Family Values: Three Films by Hirokazu Kore-eda is out now in a dual-format Blu-Ray and DVD box set in the UK, released by Arrow Academy. The films look decent. It’s a touch soft perhaps, but I guess this will be down to the source material. The soundtracks all perform nicely.
There’s a host of special features included in the set too. They include:
- Original Uncompressed audio
– Optional English subtitles
– Newly filmed introductions to all three films by noted critics including Tony Rayns (more to be confirmed)
– Brand new career-spanning interviews with director Hirokazu Kore-eda looking in depth at all three films
– A visual essay on Kore-eda’s films and style
– What Would Your Wish Be? – a documentary on I Wish
– Interviews with the Like Father, Like Son cast
– Feature-length documentary on making of After the Storm
– Promotional featurettes
– Original trailers
– Reversible sleeves featuring original and newly commissioned artwork by Corey Brickley
– 60-page Collector’s book featuring new writing on all three films
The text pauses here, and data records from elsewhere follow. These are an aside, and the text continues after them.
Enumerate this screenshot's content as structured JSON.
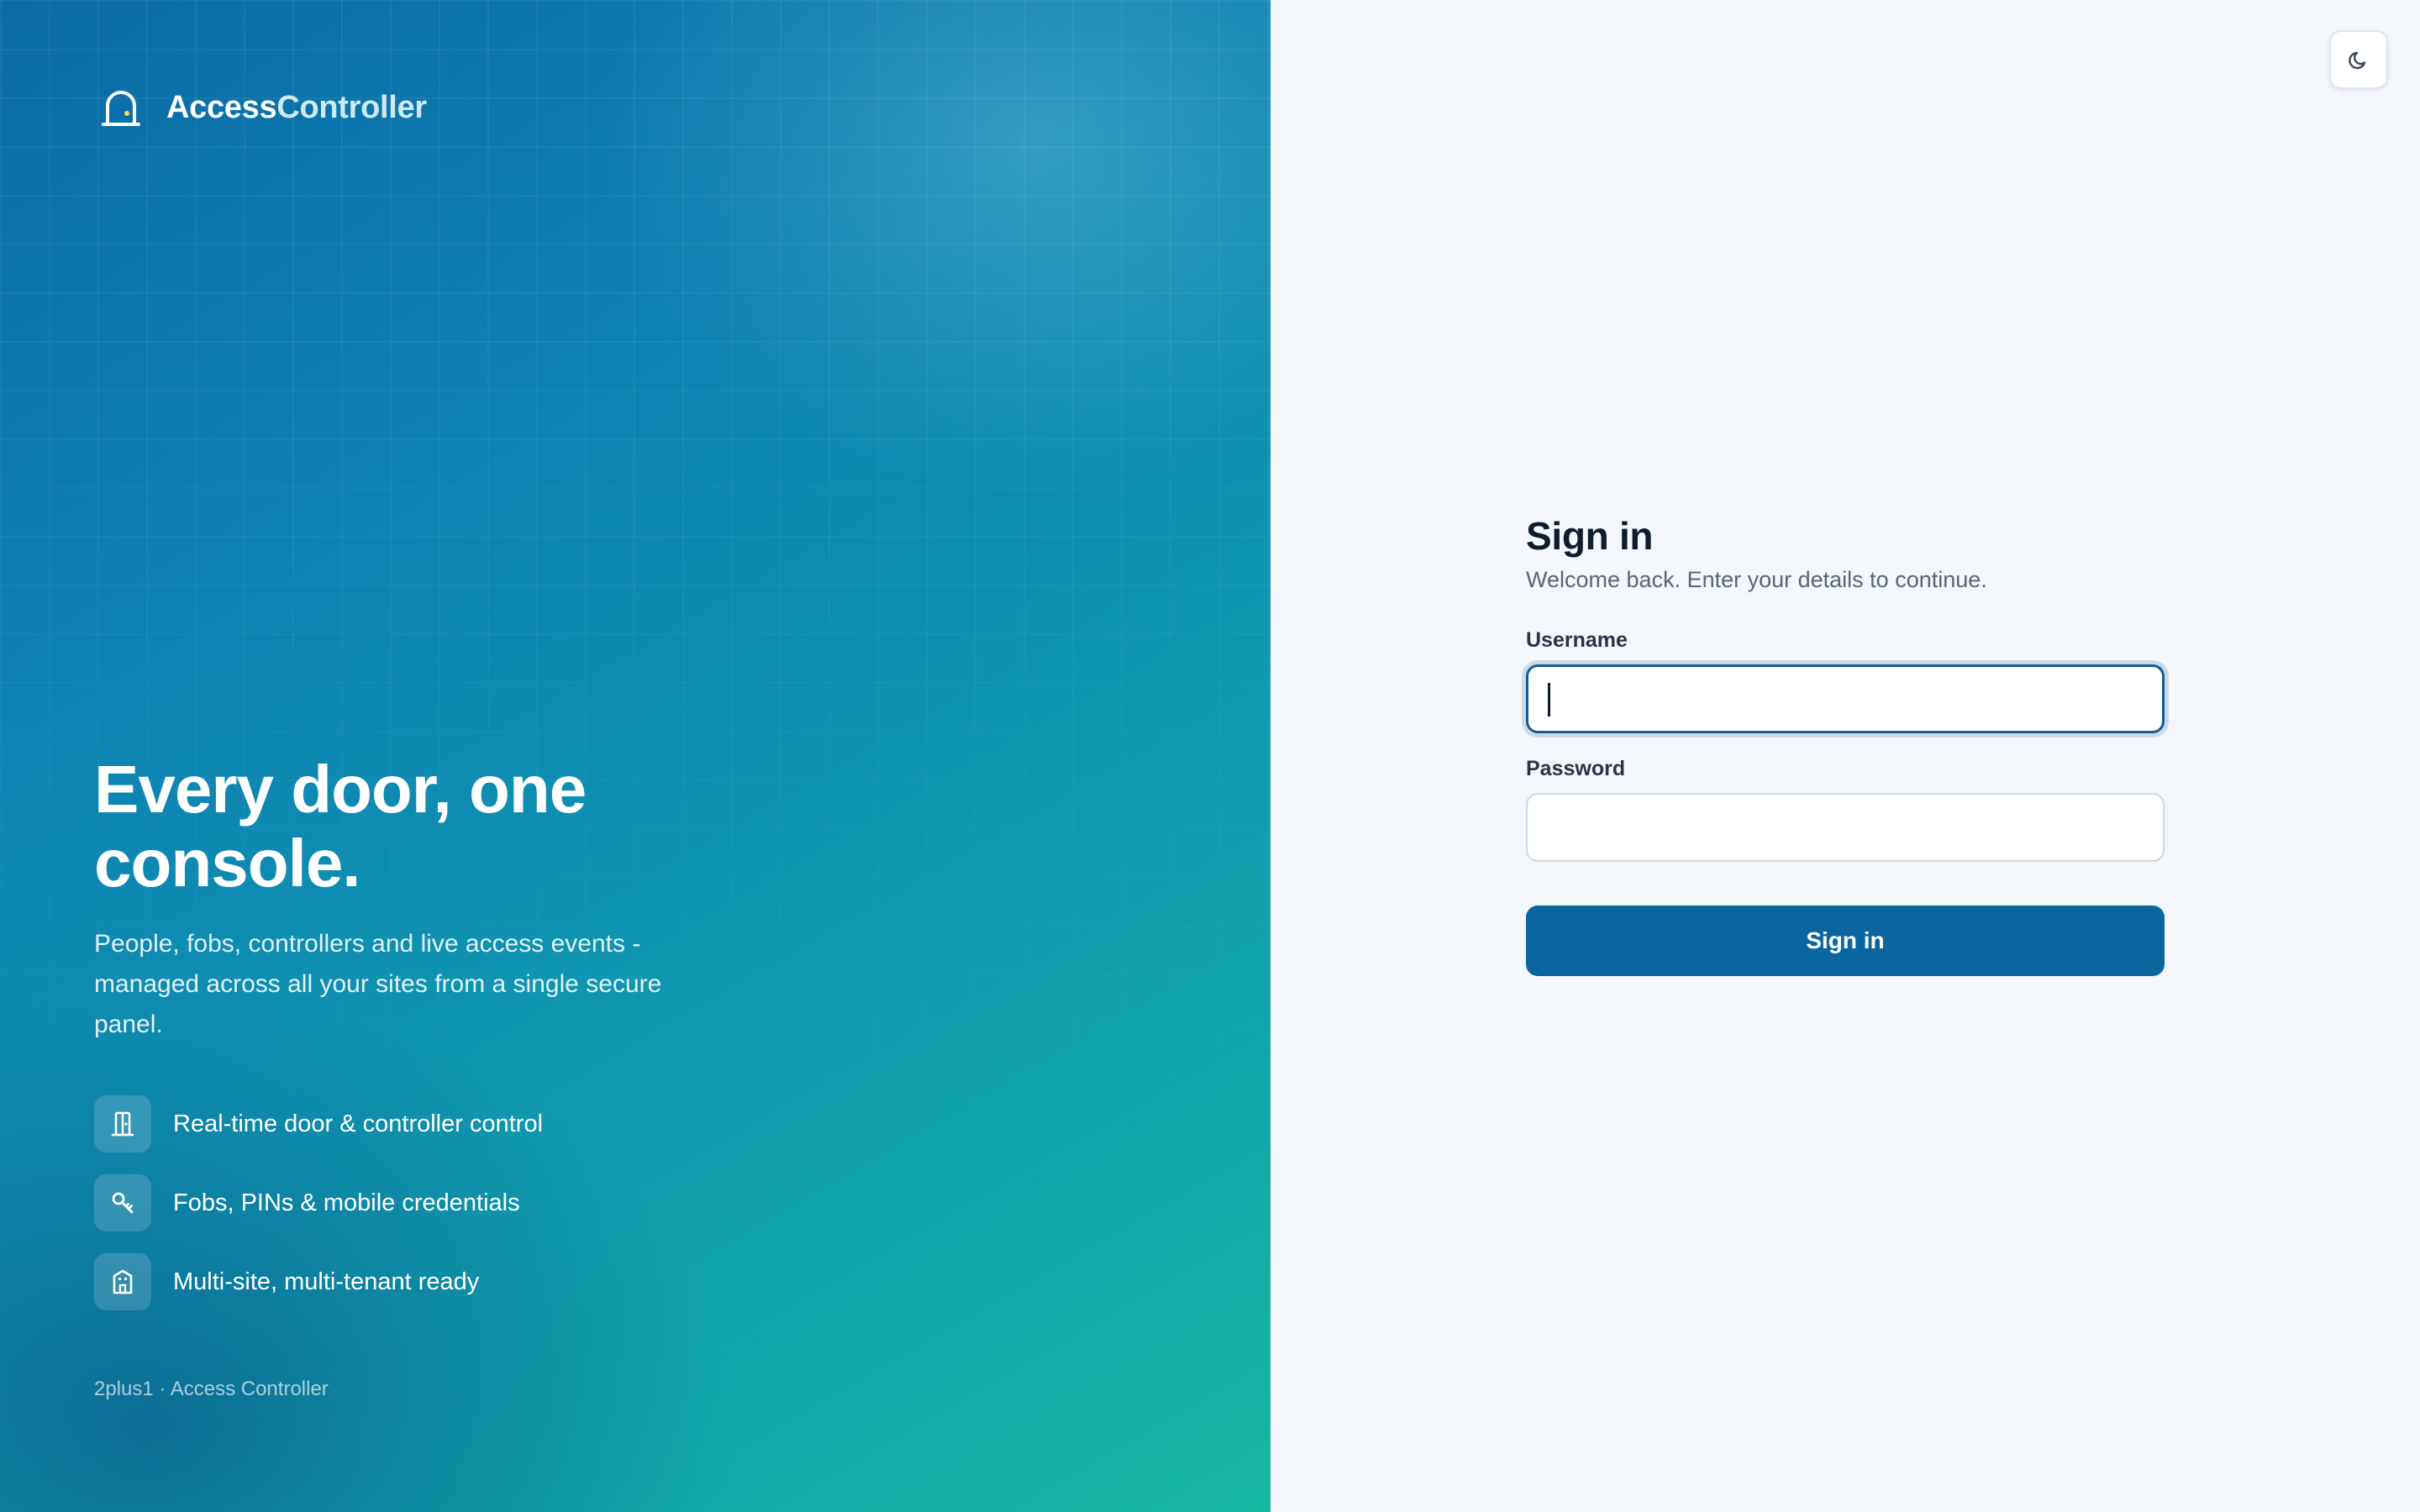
{
  "brand": {
    "name_part1": "Access",
    "name_part2": "Controller",
    "logo_icon": "door-arch-icon"
  },
  "hero": {
    "headline": "Every door, one console.",
    "tagline": "People, fobs, controllers and live access events - managed across all your sites from a single secure panel.",
    "features": [
      {
        "icon": "door-icon",
        "label": "Real-time door & controller control"
      },
      {
        "icon": "key-icon",
        "label": "Fobs, PINs & mobile credentials"
      },
      {
        "icon": "building-icon",
        "label": "Multi-site, multi-tenant ready"
      }
    ],
    "footer": "2plus1 · Access Controller"
  },
  "theme_toggle": {
    "icon": "moon-icon"
  },
  "signin": {
    "title": "Sign in",
    "subtitle": "Welcome back. Enter your details to continue.",
    "username_label": "Username",
    "username_value": "",
    "password_label": "Password",
    "password_value": "",
    "submit_label": "Sign in"
  },
  "colors": {
    "accent": "#0b66a0",
    "hero_gradient_start": "#0a6aa5",
    "hero_gradient_end": "#16b8a1",
    "panel_background": "#f3f6fa"
  }
}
It’s an impressive array of features, which is surprising for a set of such low key dramas of this kind. They provide an in depth look at the director’s work that is more than welcome, so Arrow must be applauded for pulling out all the stops. With all three films as strong as they are, on top of all the supplemental features, it’s an easy recommendation.